(Interface dataset entries)
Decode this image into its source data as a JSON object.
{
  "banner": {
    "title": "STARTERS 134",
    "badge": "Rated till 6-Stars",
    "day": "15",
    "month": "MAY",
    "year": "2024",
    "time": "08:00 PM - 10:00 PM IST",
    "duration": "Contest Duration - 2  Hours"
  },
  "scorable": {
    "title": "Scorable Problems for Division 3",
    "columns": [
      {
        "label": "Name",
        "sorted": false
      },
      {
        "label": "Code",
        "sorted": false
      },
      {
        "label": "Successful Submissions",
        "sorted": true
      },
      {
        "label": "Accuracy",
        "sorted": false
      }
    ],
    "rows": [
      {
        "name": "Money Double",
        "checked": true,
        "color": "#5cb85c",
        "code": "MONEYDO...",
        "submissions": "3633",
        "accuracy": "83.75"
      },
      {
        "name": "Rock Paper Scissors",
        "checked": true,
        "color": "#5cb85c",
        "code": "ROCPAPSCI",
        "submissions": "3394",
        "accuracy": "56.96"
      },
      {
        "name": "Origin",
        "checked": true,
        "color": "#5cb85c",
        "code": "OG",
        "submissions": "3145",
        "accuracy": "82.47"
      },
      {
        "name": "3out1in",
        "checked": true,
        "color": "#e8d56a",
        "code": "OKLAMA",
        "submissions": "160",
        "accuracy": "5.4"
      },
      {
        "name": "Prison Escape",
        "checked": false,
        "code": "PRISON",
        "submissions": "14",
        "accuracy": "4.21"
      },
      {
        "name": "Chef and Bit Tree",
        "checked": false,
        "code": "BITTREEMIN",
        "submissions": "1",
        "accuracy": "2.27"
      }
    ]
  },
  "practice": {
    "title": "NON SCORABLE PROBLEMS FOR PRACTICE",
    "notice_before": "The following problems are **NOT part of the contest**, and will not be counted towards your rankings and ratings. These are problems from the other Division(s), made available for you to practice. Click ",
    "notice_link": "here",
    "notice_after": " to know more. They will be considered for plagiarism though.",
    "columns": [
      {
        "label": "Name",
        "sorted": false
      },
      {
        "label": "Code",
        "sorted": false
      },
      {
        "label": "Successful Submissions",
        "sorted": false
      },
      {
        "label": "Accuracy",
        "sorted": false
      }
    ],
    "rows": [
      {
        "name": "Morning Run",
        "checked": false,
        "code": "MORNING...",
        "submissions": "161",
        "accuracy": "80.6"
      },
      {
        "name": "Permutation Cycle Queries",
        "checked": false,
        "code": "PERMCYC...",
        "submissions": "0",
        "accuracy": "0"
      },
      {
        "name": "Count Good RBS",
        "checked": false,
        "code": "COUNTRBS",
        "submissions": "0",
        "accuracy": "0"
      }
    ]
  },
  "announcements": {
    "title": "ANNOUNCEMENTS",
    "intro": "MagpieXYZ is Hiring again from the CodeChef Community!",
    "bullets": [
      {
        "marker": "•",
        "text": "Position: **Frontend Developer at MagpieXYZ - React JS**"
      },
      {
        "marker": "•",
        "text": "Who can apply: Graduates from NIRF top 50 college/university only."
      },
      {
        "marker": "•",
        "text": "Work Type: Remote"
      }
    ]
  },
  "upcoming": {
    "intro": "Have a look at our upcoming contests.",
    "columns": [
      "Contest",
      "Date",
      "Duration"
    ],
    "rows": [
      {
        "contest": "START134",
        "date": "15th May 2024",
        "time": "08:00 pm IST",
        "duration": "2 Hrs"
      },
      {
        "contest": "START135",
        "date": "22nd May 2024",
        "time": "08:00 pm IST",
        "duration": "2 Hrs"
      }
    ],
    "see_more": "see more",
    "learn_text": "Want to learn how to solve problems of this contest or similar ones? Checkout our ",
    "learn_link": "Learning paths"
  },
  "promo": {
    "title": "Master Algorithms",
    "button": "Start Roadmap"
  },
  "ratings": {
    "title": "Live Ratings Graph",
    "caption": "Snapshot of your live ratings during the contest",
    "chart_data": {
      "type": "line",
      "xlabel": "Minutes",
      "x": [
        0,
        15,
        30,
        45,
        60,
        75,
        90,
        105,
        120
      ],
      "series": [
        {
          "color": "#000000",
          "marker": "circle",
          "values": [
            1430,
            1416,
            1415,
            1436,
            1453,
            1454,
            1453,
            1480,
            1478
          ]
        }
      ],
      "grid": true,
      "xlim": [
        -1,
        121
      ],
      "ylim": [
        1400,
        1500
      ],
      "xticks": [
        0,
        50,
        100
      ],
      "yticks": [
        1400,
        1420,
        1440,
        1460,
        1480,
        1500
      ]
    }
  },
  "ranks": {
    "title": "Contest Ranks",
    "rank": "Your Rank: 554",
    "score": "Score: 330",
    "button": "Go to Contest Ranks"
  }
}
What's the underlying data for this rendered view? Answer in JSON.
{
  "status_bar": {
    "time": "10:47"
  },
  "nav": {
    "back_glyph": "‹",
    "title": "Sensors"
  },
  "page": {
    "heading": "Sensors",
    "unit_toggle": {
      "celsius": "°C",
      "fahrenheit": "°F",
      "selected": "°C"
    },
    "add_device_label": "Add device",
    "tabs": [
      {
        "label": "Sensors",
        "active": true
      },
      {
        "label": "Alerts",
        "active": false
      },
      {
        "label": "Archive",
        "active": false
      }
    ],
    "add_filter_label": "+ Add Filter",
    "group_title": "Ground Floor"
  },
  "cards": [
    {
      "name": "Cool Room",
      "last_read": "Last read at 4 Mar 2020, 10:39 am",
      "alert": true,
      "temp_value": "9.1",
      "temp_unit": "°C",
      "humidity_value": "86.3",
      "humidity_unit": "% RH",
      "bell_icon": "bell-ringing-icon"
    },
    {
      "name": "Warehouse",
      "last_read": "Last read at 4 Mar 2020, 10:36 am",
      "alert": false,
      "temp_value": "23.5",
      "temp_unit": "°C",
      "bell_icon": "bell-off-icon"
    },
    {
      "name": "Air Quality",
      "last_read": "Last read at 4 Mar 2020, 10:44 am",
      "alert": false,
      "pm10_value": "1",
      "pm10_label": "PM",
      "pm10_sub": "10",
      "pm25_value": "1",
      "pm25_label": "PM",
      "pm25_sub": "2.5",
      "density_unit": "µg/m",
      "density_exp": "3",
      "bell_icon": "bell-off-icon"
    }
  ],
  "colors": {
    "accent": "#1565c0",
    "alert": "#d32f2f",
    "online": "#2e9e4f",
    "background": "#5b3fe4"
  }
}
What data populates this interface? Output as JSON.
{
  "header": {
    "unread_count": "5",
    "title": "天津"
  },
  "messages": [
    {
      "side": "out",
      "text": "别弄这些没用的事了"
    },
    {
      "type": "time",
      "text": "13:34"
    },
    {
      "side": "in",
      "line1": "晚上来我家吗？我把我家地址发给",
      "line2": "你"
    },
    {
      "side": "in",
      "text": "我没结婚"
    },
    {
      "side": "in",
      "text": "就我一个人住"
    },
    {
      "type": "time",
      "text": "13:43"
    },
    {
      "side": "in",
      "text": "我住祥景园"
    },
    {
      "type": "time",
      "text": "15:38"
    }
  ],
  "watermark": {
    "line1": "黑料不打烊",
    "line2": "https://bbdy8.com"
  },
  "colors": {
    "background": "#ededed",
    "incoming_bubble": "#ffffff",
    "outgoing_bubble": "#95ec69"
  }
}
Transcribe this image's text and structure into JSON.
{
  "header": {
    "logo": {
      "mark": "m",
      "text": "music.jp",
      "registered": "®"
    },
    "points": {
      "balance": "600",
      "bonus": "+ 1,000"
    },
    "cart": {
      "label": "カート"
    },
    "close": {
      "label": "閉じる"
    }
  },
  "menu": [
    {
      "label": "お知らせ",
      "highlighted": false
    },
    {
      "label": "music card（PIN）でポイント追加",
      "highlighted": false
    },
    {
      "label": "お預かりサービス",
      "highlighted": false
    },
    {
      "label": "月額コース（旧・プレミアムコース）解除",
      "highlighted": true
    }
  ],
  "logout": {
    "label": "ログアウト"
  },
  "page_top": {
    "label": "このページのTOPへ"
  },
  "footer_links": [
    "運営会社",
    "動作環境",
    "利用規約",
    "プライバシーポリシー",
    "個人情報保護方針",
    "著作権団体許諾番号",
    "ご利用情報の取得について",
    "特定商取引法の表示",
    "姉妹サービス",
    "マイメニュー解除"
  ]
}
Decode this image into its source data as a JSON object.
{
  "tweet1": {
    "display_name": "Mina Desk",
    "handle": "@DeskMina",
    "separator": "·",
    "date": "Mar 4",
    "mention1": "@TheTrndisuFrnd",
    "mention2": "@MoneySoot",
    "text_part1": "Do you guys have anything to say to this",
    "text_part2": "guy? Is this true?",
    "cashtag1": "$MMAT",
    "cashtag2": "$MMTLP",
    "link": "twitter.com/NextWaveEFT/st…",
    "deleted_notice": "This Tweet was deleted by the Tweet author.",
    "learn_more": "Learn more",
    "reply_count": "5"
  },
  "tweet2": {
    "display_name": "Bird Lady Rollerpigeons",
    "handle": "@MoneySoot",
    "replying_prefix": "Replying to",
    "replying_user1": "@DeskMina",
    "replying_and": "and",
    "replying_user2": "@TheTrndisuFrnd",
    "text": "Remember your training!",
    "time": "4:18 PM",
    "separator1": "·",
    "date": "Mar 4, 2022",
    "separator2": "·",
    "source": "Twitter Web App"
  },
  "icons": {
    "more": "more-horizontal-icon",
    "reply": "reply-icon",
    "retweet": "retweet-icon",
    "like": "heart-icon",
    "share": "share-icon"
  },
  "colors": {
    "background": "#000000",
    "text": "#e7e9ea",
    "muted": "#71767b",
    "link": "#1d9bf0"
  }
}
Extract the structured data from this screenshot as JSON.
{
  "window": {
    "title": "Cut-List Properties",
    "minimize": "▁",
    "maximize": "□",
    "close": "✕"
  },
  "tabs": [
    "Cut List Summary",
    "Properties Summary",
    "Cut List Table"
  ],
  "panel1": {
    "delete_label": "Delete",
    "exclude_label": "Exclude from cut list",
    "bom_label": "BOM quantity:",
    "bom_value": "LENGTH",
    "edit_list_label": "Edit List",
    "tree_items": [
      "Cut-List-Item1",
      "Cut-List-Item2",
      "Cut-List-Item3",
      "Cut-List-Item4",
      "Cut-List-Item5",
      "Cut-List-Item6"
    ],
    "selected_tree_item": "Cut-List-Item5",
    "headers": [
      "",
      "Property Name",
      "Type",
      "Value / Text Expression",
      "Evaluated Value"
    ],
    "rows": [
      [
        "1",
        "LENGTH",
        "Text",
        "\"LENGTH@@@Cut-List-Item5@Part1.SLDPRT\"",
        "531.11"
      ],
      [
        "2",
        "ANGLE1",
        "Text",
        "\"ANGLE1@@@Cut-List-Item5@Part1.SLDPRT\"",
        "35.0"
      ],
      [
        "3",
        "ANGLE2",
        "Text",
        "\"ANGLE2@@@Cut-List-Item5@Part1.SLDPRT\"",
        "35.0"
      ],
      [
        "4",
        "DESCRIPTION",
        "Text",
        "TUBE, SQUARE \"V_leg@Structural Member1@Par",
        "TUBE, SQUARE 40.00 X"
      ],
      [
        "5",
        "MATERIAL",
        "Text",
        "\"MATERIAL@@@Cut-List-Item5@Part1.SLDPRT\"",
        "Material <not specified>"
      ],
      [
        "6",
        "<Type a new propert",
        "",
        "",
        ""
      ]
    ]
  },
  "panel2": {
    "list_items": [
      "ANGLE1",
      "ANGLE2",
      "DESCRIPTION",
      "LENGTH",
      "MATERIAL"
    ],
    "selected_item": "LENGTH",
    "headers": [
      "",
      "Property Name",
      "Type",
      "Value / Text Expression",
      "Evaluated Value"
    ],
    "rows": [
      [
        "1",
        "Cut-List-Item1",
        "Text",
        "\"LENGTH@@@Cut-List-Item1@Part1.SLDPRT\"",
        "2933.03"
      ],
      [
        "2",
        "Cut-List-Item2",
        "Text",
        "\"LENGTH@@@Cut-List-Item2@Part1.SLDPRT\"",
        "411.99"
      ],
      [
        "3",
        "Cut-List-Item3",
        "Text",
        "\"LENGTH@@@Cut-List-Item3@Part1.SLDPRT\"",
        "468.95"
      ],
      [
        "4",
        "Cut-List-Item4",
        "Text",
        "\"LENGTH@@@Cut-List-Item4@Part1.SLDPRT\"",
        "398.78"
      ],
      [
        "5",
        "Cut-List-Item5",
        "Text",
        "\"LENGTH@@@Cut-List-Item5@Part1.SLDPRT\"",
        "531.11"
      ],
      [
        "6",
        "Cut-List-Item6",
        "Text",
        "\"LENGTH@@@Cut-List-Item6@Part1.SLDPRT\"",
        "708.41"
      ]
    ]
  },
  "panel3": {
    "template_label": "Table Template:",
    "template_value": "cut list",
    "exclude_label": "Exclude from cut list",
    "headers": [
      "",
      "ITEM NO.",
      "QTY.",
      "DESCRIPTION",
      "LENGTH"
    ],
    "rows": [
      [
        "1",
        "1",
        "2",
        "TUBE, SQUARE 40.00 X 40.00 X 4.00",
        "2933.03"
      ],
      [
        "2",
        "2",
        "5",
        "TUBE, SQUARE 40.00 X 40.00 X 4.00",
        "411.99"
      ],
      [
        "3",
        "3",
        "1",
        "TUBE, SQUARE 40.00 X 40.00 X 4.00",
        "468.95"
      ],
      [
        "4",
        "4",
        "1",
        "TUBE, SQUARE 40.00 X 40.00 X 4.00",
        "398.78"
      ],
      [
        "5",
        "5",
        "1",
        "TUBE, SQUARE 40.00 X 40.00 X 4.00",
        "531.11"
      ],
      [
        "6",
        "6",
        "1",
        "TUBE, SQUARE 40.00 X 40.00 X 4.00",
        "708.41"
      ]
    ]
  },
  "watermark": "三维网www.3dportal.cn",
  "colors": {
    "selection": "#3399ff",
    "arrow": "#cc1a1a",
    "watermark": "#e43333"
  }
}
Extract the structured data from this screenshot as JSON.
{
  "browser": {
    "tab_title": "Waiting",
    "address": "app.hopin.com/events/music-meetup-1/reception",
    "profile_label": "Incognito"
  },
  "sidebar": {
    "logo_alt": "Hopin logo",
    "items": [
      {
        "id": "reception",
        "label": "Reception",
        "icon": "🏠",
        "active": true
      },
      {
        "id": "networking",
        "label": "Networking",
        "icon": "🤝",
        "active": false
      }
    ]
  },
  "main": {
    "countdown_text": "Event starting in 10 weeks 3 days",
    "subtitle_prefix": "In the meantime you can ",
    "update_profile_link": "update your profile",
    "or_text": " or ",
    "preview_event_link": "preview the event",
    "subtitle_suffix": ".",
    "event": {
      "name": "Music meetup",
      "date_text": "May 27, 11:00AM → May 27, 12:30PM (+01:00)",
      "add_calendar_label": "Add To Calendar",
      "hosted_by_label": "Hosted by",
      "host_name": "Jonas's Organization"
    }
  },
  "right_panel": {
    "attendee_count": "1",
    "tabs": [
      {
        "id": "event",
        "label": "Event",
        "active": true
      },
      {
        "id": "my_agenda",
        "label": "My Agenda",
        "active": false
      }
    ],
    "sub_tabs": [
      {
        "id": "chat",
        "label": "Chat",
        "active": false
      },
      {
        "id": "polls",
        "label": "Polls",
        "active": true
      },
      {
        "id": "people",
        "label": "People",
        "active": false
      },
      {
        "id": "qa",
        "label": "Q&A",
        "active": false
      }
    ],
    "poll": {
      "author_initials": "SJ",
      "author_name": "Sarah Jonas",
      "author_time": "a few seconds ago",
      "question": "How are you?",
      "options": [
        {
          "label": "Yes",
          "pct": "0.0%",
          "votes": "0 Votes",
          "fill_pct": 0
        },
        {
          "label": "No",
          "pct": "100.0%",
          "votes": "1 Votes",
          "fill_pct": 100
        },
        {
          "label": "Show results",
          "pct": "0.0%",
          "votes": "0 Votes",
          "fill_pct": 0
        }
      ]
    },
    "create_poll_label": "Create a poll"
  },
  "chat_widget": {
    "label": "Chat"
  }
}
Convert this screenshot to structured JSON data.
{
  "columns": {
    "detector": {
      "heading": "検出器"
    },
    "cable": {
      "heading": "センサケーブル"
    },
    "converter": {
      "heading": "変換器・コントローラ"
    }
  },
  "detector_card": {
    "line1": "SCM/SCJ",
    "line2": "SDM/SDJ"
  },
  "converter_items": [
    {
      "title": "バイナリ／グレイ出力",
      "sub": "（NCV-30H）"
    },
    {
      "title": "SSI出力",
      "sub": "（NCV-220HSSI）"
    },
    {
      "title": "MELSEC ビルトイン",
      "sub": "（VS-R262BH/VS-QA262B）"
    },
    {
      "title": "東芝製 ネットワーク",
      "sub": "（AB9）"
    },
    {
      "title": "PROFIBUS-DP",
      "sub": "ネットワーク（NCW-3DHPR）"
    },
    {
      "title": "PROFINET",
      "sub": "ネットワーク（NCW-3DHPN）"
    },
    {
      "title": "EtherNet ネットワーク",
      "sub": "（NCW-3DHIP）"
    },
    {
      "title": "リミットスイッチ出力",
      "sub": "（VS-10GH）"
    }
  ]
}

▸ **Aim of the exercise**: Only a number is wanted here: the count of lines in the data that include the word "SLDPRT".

▸ **Written response**: 10